Google's Chromebook platform performed better than expected in 2013.
The cheap notebooks running Chrome OS, priced around $200, now claim 21 per cent of all notebook sales, according to research group NDP.
The rise came in 2013. Chrome OS made up 0.2 per cent of the computer and tablet market last year, but as of November, it is now 10 per cent. With Christmas sales set to be tallied early next year, the number is expected to rise even further.
Chromebooks can be seen as a great option for first time computer users or the market that don't need the power of Windows and full-spec'd Intel machine - notebooks that once dominated the market. Essentially, a Chromebook allows a user to access the Internet on the cheap.
As Chromebooks hit more stores and are talked up in the media, the attraction among customers is increasing.

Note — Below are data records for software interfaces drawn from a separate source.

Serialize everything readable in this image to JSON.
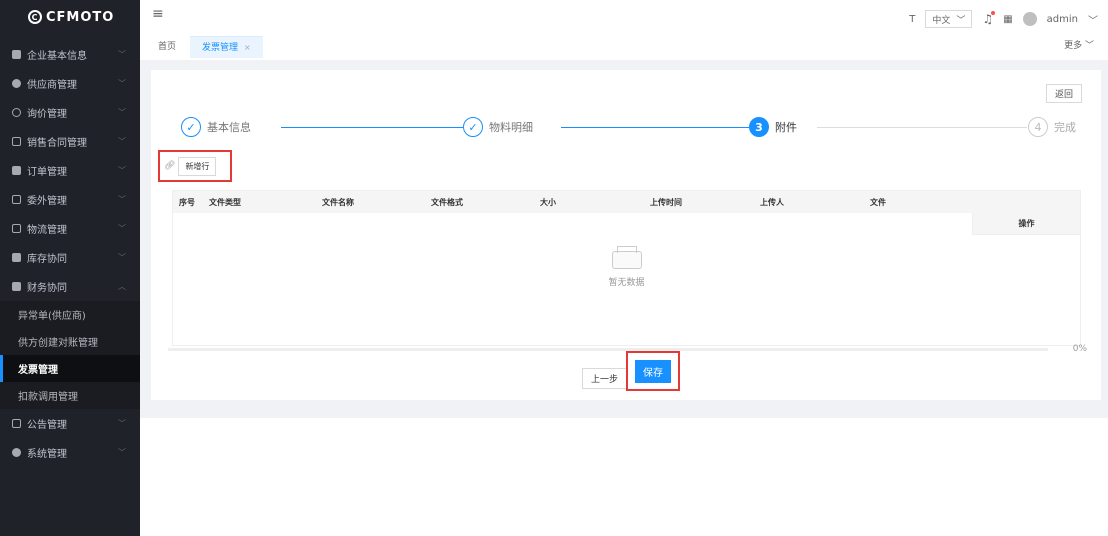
{
  "brand": {
    "name": "CFMOTO"
  },
  "sidebar": {
    "items": [
      {
        "label": "企业基本信息",
        "icon": "building-icon",
        "expanded": false
      },
      {
        "label": "供应商管理",
        "icon": "shield-icon",
        "expanded": false
      },
      {
        "label": "询价管理",
        "icon": "message-icon",
        "expanded": false
      },
      {
        "label": "销售合同管理",
        "icon": "document-icon",
        "expanded": false
      },
      {
        "label": "订单管理",
        "icon": "clipboard-icon",
        "expanded": false
      },
      {
        "label": "委外管理",
        "icon": "truck-icon",
        "expanded": false
      },
      {
        "label": "物流管理",
        "icon": "truck-icon",
        "expanded": false
      },
      {
        "label": "库存协同",
        "icon": "clipboard-icon",
        "expanded": false
      },
      {
        "label": "财务协同",
        "icon": "clipboard-icon",
        "expanded": true
      }
    ],
    "finance_sub": [
      {
        "label": "异常单(供应商)"
      },
      {
        "label": "供方创建对账管理"
      },
      {
        "label": "发票管理",
        "active": true
      },
      {
        "label": "扣款调用管理"
      }
    ],
    "tail_items": [
      {
        "label": "公告管理",
        "icon": "bank-icon"
      },
      {
        "label": "系统管理",
        "icon": "gear-icon"
      }
    ]
  },
  "header": {
    "tabs": [
      {
        "label": "首页"
      },
      {
        "label": "发票管理",
        "active": true
      }
    ],
    "language": "中文",
    "user": "admin",
    "more": "更多"
  },
  "page": {
    "back_label": "返回",
    "steps": [
      {
        "label": "基本信息",
        "status": "done"
      },
      {
        "label": "物料明细",
        "status": "done"
      },
      {
        "num": "3",
        "label": "附件",
        "status": "active"
      },
      {
        "num": "4",
        "label": "完成",
        "status": "wait"
      }
    ],
    "add_row_label": "新增行",
    "table": {
      "columns": [
        "序号",
        "文件类型",
        "文件名称",
        "文件格式",
        "大小",
        "上传时间",
        "上传人",
        "文件"
      ],
      "op_column": "操作",
      "empty_text": "暂无数据"
    },
    "progress_text": "0%",
    "progress_value": 0,
    "prev_label": "上一步",
    "save_label": "保存"
  },
  "colors": {
    "accent": "#1890ff",
    "highlight": "#e53935",
    "sidebar": "#20222a"
  }
}
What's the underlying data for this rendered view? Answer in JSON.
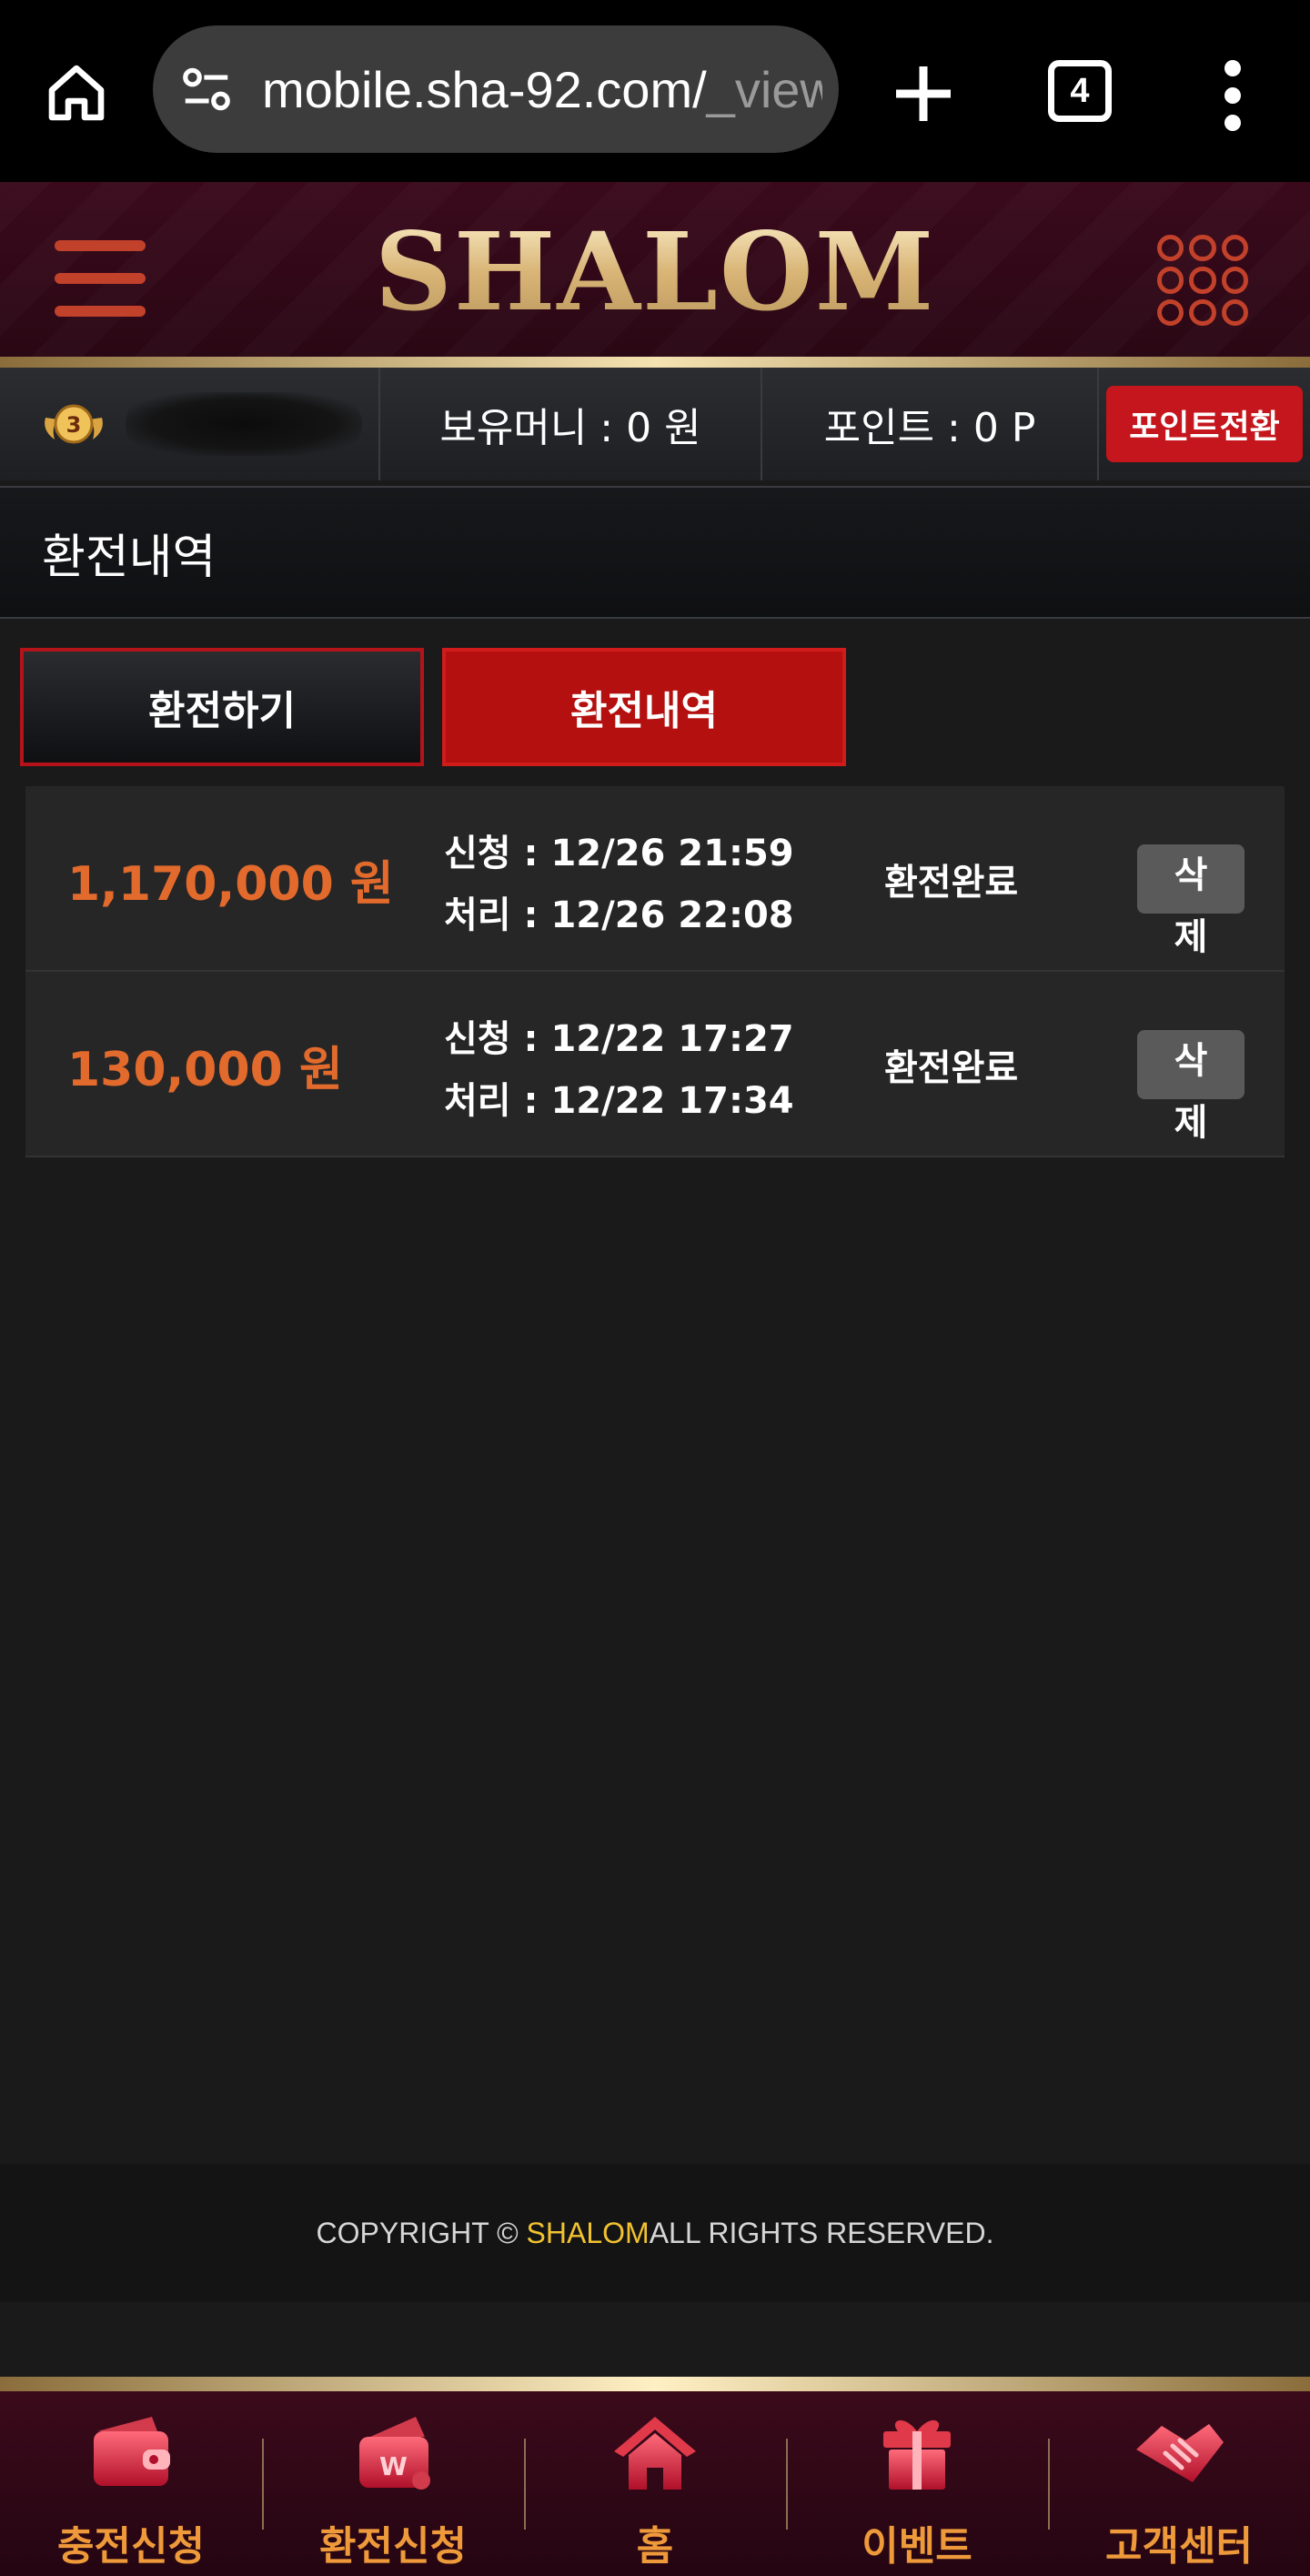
{
  "browser": {
    "url_main": "mobile.sha-92.com/",
    "url_dim": "_view",
    "tab_count": "4"
  },
  "header": {
    "logo_text": "SHALOM"
  },
  "user_bar": {
    "level": "3",
    "money_label": "보유머니 : 0 원",
    "point_label": "포인트 : 0 P",
    "convert_button": "포인트전환"
  },
  "page_title": "환전내역",
  "tabs": {
    "exchange": "환전하기",
    "history": "환전내역"
  },
  "history": [
    {
      "amount": "1,170,000 원",
      "requested": "신청 : 12/26 21:59",
      "processed": "처리 : 12/26 22:08",
      "status": "환전완료",
      "delete_label": "삭제"
    },
    {
      "amount": "130,000 원",
      "requested": "신청 : 12/22 17:27",
      "processed": "처리 : 12/22 17:34",
      "status": "환전완료",
      "delete_label": "삭제"
    }
  ],
  "footer": {
    "prefix": "COPYRIGHT © ",
    "brand": "SHALOM",
    "suffix": " ALL RIGHTS RESERVED."
  },
  "bottom_nav": {
    "items": [
      {
        "label": "충전신청",
        "icon": "wallet-icon"
      },
      {
        "label": "환전신청",
        "icon": "exchange-wallet-icon"
      },
      {
        "label": "홈",
        "icon": "home-icon"
      },
      {
        "label": "이벤트",
        "icon": "gift-icon"
      },
      {
        "label": "고객센터",
        "icon": "handshake-icon"
      }
    ]
  },
  "colors": {
    "accent_red": "#c4161c",
    "amount_orange": "#e26a2c",
    "gold": "#e7c98d",
    "nav_label": "#ef9a3a"
  }
}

"We think that the top line reason for this happening is that the PC market is in the throes of pretty significant change," NPD analyst Stephen Baker said in July. "A few years ago, basically everything had to be Wintel products, but that's changed and consumers have changed along with it."
Amazon saw the popularity of Chromebooks during the Christmas shopping season. Friday the company said the Samsung Chromebook and Acer Chromebook were the first and third most popular laptops sold during the holiday season, with Asus' Transformer notebook running Windows falling in between.

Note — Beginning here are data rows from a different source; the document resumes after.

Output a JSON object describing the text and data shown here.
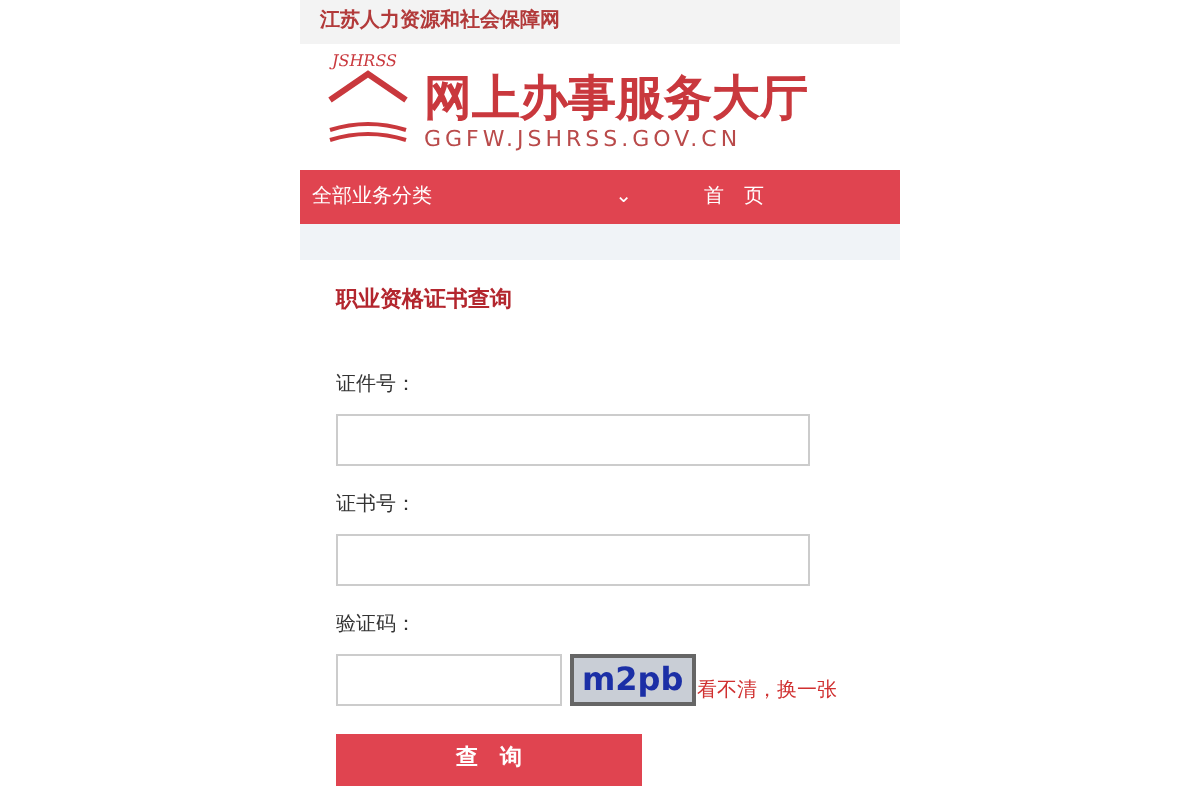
{
  "top_bar": {
    "site_name": "江苏人力资源和社会保障网"
  },
  "header": {
    "logo_text": "JSHRSS",
    "title": "网上办事服务大厅",
    "domain": "GGFW.JSHRSS.GOV.CN"
  },
  "nav": {
    "items": [
      {
        "label": "全部业务分类",
        "kind": "dropdown",
        "caret": "⌄"
      },
      {
        "label": "首　页",
        "kind": "link"
      }
    ]
  },
  "form": {
    "title": "职业资格证书查询",
    "fields": [
      {
        "label": "证件号：",
        "kind": "text"
      },
      {
        "label": "证书号：",
        "kind": "text"
      },
      {
        "label": "验证码：",
        "kind": "captcha",
        "captcha": "m2pb",
        "refresh": "看不清，换一张"
      }
    ],
    "submit": "查　询"
  }
}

The Consumer Electronics Show in early January is typically a hot destination for new Chromebooks. Asus' roadmap in 2014 has indicated it will launch a Chromebook, presumably at the trade show. Asus CEO Shen said the company wanted to broaden its reach outside the realm of Windows-based laptop.
Traditional Chromebook players like Acer, Samsung and HP may unveil new machines as well, to kick off the Chromebook platform in 2014.